WHAT IS BEING ASKED »
Could you restate every line of the data word for word?
DATA SHOWN: Begin
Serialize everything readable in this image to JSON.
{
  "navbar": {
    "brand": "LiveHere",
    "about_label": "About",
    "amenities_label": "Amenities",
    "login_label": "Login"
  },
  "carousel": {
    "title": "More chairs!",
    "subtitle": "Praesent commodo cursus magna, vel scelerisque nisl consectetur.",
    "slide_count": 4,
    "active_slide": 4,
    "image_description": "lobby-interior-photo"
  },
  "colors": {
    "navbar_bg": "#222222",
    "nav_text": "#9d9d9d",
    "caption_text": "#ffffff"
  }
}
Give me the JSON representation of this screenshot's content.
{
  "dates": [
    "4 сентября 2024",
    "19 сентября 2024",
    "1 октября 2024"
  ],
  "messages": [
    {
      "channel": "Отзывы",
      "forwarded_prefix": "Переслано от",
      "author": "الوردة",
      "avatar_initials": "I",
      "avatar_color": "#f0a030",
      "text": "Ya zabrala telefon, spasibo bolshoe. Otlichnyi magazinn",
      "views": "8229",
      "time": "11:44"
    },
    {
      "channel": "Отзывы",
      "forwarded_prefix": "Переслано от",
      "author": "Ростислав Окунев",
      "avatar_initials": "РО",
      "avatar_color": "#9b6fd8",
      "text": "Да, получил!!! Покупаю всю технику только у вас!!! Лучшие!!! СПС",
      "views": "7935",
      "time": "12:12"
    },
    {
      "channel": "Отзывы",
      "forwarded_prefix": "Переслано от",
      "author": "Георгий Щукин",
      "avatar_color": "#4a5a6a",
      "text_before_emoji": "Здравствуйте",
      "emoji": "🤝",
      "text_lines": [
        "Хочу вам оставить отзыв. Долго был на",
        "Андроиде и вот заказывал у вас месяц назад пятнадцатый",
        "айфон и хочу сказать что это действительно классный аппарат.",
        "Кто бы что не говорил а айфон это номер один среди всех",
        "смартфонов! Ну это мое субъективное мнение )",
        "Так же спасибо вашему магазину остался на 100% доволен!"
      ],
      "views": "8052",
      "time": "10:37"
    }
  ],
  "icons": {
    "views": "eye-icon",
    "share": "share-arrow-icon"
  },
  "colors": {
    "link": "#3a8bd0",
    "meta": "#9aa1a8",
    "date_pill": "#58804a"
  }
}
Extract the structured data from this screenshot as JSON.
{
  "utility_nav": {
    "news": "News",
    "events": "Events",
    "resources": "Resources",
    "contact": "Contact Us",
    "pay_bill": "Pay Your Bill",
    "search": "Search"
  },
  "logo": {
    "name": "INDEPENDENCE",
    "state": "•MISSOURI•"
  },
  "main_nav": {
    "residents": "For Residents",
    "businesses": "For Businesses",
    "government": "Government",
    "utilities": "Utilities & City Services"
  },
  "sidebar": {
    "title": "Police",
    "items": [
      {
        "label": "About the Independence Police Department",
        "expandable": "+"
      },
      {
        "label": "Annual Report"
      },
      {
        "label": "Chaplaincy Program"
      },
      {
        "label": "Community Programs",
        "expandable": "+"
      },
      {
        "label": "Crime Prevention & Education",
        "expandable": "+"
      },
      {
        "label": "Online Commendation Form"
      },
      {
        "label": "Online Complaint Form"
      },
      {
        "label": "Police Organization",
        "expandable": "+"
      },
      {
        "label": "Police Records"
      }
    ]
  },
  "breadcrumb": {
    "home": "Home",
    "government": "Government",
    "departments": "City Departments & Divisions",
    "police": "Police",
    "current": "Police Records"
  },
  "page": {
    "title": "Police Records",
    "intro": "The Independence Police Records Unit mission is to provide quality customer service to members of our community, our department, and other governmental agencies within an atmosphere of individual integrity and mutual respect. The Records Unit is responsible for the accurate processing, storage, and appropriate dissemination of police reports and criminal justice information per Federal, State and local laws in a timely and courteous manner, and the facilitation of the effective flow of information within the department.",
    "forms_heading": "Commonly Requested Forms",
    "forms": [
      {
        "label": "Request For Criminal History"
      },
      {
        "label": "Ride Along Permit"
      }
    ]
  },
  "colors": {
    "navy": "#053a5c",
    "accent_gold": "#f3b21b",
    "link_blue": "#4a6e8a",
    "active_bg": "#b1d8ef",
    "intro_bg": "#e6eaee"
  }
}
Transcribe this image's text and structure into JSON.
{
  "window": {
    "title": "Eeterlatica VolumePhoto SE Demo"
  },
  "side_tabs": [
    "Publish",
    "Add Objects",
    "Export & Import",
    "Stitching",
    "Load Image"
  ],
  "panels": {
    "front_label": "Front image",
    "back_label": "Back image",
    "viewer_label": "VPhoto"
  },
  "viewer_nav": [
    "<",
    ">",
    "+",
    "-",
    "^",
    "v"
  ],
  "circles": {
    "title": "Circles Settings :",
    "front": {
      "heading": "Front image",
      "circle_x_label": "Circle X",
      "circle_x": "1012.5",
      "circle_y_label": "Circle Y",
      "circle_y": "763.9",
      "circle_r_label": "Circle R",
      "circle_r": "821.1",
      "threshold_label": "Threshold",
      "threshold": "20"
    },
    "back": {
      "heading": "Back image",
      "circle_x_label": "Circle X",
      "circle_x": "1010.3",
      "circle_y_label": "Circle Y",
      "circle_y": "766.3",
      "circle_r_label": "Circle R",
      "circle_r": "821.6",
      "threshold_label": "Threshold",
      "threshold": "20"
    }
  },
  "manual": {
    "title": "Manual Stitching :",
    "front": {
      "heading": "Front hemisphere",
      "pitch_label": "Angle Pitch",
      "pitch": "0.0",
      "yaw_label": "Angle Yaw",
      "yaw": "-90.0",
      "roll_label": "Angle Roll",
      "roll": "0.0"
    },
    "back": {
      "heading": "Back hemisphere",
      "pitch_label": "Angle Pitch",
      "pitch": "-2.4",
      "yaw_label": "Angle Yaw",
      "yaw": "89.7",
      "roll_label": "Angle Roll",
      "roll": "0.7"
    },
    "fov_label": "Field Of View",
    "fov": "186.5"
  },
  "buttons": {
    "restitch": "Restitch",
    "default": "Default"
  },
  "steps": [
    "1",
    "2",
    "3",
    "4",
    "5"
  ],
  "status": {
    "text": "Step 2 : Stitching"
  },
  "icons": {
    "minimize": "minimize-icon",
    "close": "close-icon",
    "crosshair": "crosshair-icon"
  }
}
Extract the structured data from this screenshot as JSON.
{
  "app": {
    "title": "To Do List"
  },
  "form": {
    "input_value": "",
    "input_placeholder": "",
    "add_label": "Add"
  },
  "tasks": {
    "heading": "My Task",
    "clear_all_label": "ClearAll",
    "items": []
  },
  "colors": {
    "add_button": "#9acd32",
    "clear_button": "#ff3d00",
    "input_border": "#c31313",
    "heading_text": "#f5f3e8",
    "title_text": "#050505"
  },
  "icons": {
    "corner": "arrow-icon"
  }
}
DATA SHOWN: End
ANSWER SPACE »
Serialize everything readable in this image to JSON.
{
  "navbar": {
    "brand": "LiveHere",
    "about_label": "About",
    "amenities_label": "Amenities",
    "login_label": "Login"
  },
  "carousel": {
    "title": "More chairs!",
    "subtitle": "Praesent commodo cursus magna, vel scelerisque nisl consectetur.",
    "slide_count": 4,
    "active_slide": 4,
    "image_description": "lobby-interior-photo"
  },
  "colors": {
    "navbar_bg": "#222222",
    "nav_text": "#9d9d9d",
    "caption_text": "#ffffff"
  }
}
Give me the JSON representation of this screenshot's content.
{
  "dates": [
    "4 сентября 2024",
    "19 сентября 2024",
    "1 октября 2024"
  ],
  "messages": [
    {
      "channel": "Отзывы",
      "forwarded_prefix": "Переслано от",
      "author": "الوردة",
      "avatar_initials": "I",
      "avatar_color": "#f0a030",
      "text": "Ya zabrala telefon, spasibo bolshoe. Otlichnyi magazinn",
      "views": "8229",
      "time": "11:44"
    },
    {
      "channel": "Отзывы",
      "forwarded_prefix": "Переслано от",
      "author": "Ростислав Окунев",
      "avatar_initials": "РО",
      "avatar_color": "#9b6fd8",
      "text": "Да, получил!!! Покупаю всю технику только у вас!!! Лучшие!!! СПС",
      "views": "7935",
      "time": "12:12"
    },
    {
      "channel": "Отзывы",
      "forwarded_prefix": "Переслано от",
      "author": "Георгий Щукин",
      "avatar_color": "#4a5a6a",
      "text_before_emoji": "Здравствуйте",
      "emoji": "🤝",
      "text_lines": [
        "Хочу вам оставить отзыв. Долго был на",
        "Андроиде и вот заказывал у вас месяц назад пятнадцатый",
        "айфон и хочу сказать что это действительно классный аппарат.",
        "Кто бы что не говорил а айфон это номер один среди всех",
        "смартфонов! Ну это мое субъективное мнение )",
        "Так же спасибо вашему магазину остался на 100% доволен!"
      ],
      "views": "8052",
      "time": "10:37"
    }
  ],
  "icons": {
    "views": "eye-icon",
    "share": "share-arrow-icon"
  },
  "colors": {
    "link": "#3a8bd0",
    "meta": "#9aa1a8",
    "date_pill": "#58804a"
  }
}
Extract the structured data from this screenshot as JSON.
{
  "utility_nav": {
    "news": "News",
    "events": "Events",
    "resources": "Resources",
    "contact": "Contact Us",
    "pay_bill": "Pay Your Bill",
    "search": "Search"
  },
  "logo": {
    "name": "INDEPENDENCE",
    "state": "•MISSOURI•"
  },
  "main_nav": {
    "residents": "For Residents",
    "businesses": "For Businesses",
    "government": "Government",
    "utilities": "Utilities & City Services"
  },
  "sidebar": {
    "title": "Police",
    "items": [
      {
        "label": "About the Independence Police Department",
        "expandable": "+"
      },
      {
        "label": "Annual Report"
      },
      {
        "label": "Chaplaincy Program"
      },
      {
        "label": "Community Programs",
        "expandable": "+"
      },
      {
        "label": "Crime Prevention & Education",
        "expandable": "+"
      },
      {
        "label": "Online Commendation Form"
      },
      {
        "label": "Online Complaint Form"
      },
      {
        "label": "Police Organization",
        "expandable": "+"
      },
      {
        "label": "Police Records"
      }
    ]
  },
  "breadcrumb": {
    "home": "Home",
    "government": "Government",
    "departments": "City Departments & Divisions",
    "police": "Police",
    "current": "Police Records"
  },
  "page": {
    "title": "Police Records",
    "intro": "The Independence Police Records Unit mission is to provide quality customer service to members of our community, our department, and other governmental agencies within an atmosphere of individual integrity and mutual respect. The Records Unit is responsible for the accurate processing, storage, and appropriate dissemination of police reports and criminal justice information per Federal, State and local laws in a timely and courteous manner, and the facilitation of the effective flow of information within the department.",
    "forms_heading": "Commonly Requested Forms",
    "forms": [
      {
        "label": "Request For Criminal History"
      },
      {
        "label": "Ride Along Permit"
      }
    ]
  },
  "colors": {
    "navy": "#053a5c",
    "accent_gold": "#f3b21b",
    "link_blue": "#4a6e8a",
    "active_bg": "#b1d8ef",
    "intro_bg": "#e6eaee"
  }
}
Transcribe this image's text and structure into JSON.
{
  "window": {
    "title": "Eeterlatica VolumePhoto SE Demo"
  },
  "side_tabs": [
    "Publish",
    "Add Objects",
    "Export & Import",
    "Stitching",
    "Load Image"
  ],
  "panels": {
    "front_label": "Front image",
    "back_label": "Back image",
    "viewer_label": "VPhoto"
  },
  "viewer_nav": [
    "<",
    ">",
    "+",
    "-",
    "^",
    "v"
  ],
  "circles": {
    "title": "Circles Settings :",
    "front": {
      "heading": "Front image",
      "circle_x_label": "Circle X",
      "circle_x": "1012.5",
      "circle_y_label": "Circle Y",
      "circle_y": "763.9",
      "circle_r_label": "Circle R",
      "circle_r": "821.1",
      "threshold_label": "Threshold",
      "threshold": "20"
    },
    "back": {
      "heading": "Back image",
      "circle_x_label": "Circle X",
      "circle_x": "1010.3",
      "circle_y_label": "Circle Y",
      "circle_y": "766.3",
      "circle_r_label": "Circle R",
      "circle_r": "821.6",
      "threshold_label": "Threshold",
      "threshold": "20"
    }
  },
  "manual": {
    "title": "Manual Stitching :",
    "front": {
      "heading": "Front hemisphere",
      "pitch_label": "Angle Pitch",
      "pitch": "0.0",
      "yaw_label": "Angle Yaw",
      "yaw": "-90.0",
      "roll_label": "Angle Roll",
      "roll": "0.0"
    },
    "back": {
      "heading": "Back hemisphere",
      "pitch_label": "Angle Pitch",
      "pitch": "-2.4",
      "yaw_label": "Angle Yaw",
      "yaw": "89.7",
      "roll_label": "Angle Roll",
      "roll": "0.7"
    },
    "fov_label": "Field Of View",
    "fov": "186.5"
  },
  "buttons": {
    "restitch": "Restitch",
    "default": "Default"
  },
  "steps": [
    "1",
    "2",
    "3",
    "4",
    "5"
  ],
  "status": {
    "text": "Step 2 : Stitching"
  },
  "icons": {
    "minimize": "minimize-icon",
    "close": "close-icon",
    "crosshair": "crosshair-icon"
  }
}
Extract the structured data from this screenshot as JSON.
{
  "app": {
    "title": "To Do List"
  },
  "form": {
    "input_value": "",
    "input_placeholder": "",
    "add_label": "Add"
  },
  "tasks": {
    "heading": "My Task",
    "clear_all_label": "ClearAll",
    "items": []
  },
  "colors": {
    "add_button": "#9acd32",
    "clear_button": "#ff3d00",
    "input_border": "#c31313",
    "heading_text": "#f5f3e8",
    "title_text": "#050505"
  },
  "icons": {
    "corner": "arrow-icon"
  }
}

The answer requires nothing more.